> _EXTRACTED ENTRIES_:
• • • •

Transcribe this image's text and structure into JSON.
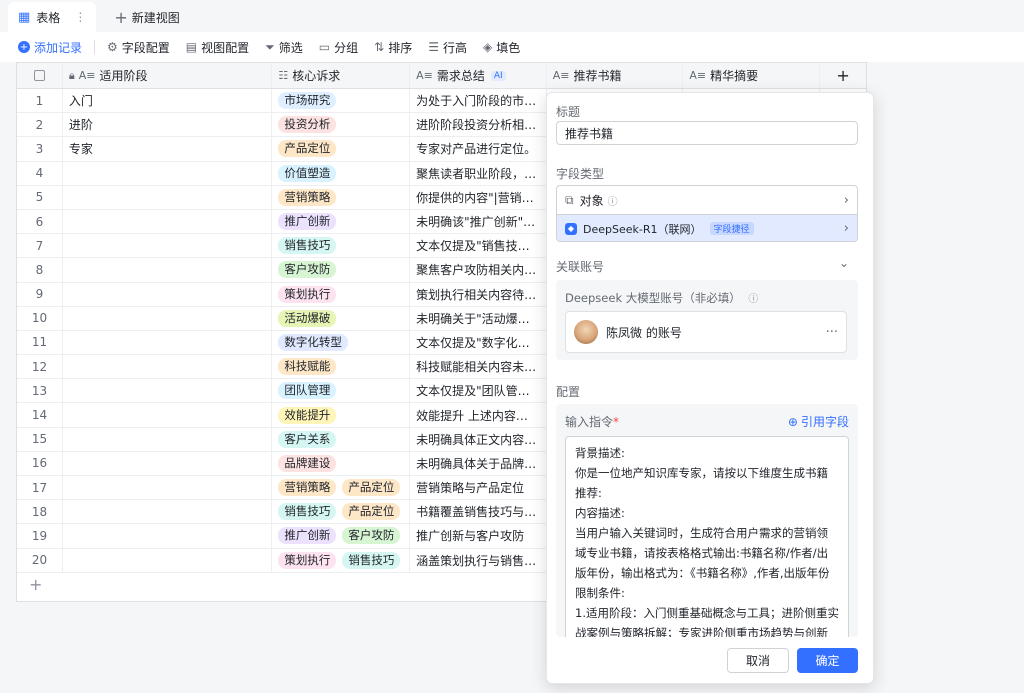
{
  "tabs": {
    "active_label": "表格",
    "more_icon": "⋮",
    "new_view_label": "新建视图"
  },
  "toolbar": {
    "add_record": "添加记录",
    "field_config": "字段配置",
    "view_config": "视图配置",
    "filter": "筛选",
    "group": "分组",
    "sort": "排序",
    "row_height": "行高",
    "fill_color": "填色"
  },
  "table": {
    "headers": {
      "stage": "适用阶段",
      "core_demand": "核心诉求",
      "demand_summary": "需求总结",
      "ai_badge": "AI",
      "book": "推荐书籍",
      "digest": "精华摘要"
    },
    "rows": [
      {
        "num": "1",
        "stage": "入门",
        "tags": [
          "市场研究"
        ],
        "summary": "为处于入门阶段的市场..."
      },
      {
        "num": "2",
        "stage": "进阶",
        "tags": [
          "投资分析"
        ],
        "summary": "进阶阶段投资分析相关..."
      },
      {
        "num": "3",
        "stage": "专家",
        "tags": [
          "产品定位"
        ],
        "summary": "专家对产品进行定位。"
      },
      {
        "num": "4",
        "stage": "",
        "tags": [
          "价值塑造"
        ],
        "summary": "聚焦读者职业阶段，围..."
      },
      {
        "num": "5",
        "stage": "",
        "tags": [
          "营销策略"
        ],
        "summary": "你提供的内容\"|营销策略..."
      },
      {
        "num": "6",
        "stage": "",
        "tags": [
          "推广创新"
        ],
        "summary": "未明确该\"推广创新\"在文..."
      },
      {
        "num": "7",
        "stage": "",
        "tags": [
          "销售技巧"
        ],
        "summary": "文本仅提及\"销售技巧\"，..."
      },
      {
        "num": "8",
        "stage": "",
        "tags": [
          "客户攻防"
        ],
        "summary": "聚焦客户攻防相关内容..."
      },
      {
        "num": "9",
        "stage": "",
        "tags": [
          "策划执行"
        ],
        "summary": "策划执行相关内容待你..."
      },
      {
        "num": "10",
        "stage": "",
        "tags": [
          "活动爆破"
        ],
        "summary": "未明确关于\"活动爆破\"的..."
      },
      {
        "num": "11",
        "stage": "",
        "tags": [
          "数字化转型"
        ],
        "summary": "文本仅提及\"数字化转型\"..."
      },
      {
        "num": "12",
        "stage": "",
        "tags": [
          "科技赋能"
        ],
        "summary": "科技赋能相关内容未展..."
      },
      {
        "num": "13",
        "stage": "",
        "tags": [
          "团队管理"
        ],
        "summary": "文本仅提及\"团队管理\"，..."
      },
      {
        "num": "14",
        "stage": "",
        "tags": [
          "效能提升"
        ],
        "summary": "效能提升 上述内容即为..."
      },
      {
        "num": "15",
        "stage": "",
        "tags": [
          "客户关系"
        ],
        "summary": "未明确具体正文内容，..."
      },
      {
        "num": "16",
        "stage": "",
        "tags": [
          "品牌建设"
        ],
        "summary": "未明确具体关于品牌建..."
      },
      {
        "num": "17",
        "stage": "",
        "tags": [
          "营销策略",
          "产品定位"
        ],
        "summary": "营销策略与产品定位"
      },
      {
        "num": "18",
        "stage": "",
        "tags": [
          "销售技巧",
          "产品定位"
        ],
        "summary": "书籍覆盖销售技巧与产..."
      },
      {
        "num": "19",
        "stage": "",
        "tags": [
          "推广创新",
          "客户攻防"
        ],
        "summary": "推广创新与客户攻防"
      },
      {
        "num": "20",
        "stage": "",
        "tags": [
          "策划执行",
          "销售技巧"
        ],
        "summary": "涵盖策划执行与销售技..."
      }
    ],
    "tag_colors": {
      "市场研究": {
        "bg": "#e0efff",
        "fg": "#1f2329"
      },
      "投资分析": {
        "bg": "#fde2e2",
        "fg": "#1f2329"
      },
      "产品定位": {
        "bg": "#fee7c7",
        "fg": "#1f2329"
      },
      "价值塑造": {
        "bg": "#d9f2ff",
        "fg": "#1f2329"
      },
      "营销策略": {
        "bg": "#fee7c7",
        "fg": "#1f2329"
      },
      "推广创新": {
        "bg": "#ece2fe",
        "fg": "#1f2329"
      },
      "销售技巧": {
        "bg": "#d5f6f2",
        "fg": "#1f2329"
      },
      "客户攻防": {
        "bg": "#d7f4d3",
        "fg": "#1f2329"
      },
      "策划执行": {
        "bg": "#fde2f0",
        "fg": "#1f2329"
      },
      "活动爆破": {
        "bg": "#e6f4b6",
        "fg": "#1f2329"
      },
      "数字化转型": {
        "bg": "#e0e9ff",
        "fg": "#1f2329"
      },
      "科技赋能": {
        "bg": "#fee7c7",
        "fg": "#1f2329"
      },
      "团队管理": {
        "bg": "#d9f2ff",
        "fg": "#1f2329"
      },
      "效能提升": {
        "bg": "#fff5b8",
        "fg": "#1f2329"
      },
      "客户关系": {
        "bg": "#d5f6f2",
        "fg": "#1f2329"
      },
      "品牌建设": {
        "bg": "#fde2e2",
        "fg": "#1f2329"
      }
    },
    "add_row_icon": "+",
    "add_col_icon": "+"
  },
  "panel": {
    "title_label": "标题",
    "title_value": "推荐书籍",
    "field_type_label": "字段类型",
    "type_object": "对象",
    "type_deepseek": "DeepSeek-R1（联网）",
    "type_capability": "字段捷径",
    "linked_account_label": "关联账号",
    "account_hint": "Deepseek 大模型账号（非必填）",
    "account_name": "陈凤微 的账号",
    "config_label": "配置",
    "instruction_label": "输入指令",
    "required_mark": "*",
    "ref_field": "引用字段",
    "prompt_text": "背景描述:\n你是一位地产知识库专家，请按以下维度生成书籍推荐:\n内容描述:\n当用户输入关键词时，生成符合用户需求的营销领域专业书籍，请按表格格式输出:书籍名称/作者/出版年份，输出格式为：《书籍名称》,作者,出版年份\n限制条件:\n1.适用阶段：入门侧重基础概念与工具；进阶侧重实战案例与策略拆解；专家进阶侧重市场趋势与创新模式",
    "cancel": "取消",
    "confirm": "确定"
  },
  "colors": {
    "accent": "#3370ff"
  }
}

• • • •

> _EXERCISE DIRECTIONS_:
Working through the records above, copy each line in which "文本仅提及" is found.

> _WRITTEN RESPONSE_:
        "summary": "文本仅提及\"销售技巧\"，..."
        "summary": "文本仅提及\"数字化转型\"..."
        "summary": "文本仅提及\"团队管理\"，..."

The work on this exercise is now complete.